● The data
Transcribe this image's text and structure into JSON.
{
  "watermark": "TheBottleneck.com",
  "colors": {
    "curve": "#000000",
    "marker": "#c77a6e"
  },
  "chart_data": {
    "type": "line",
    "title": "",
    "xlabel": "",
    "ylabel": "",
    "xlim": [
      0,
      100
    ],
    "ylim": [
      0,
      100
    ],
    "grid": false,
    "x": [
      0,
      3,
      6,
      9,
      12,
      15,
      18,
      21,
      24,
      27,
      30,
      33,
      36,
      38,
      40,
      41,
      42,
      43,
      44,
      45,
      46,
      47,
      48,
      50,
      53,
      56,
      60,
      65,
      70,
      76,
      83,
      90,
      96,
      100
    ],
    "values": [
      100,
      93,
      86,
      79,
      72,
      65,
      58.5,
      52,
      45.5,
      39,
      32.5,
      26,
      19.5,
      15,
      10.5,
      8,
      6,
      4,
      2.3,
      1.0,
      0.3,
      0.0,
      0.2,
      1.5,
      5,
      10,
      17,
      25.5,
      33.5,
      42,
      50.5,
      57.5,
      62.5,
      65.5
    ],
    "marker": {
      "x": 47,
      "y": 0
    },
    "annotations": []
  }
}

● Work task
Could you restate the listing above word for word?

● Exercise response
Transcribe this image's text and structure into JSON.
{
  "watermark": "TheBottleneck.com",
  "colors": {
    "curve": "#000000",
    "marker": "#c77a6e"
  },
  "chart_data": {
    "type": "line",
    "title": "",
    "xlabel": "",
    "ylabel": "",
    "xlim": [
      0,
      100
    ],
    "ylim": [
      0,
      100
    ],
    "grid": false,
    "x": [
      0,
      3,
      6,
      9,
      12,
      15,
      18,
      21,
      24,
      27,
      30,
      33,
      36,
      38,
      40,
      41,
      42,
      43,
      44,
      45,
      46,
      47,
      48,
      50,
      53,
      56,
      60,
      65,
      70,
      76,
      83,
      90,
      96,
      100
    ],
    "values": [
      100,
      93,
      86,
      79,
      72,
      65,
      58.5,
      52,
      45.5,
      39,
      32.5,
      26,
      19.5,
      15,
      10.5,
      8,
      6,
      4,
      2.3,
      1.0,
      0.3,
      0.0,
      0.2,
      1.5,
      5,
      10,
      17,
      25.5,
      33.5,
      42,
      50.5,
      57.5,
      62.5,
      65.5
    ],
    "marker": {
      "x": 47,
      "y": 0
    },
    "annotations": []
  }
}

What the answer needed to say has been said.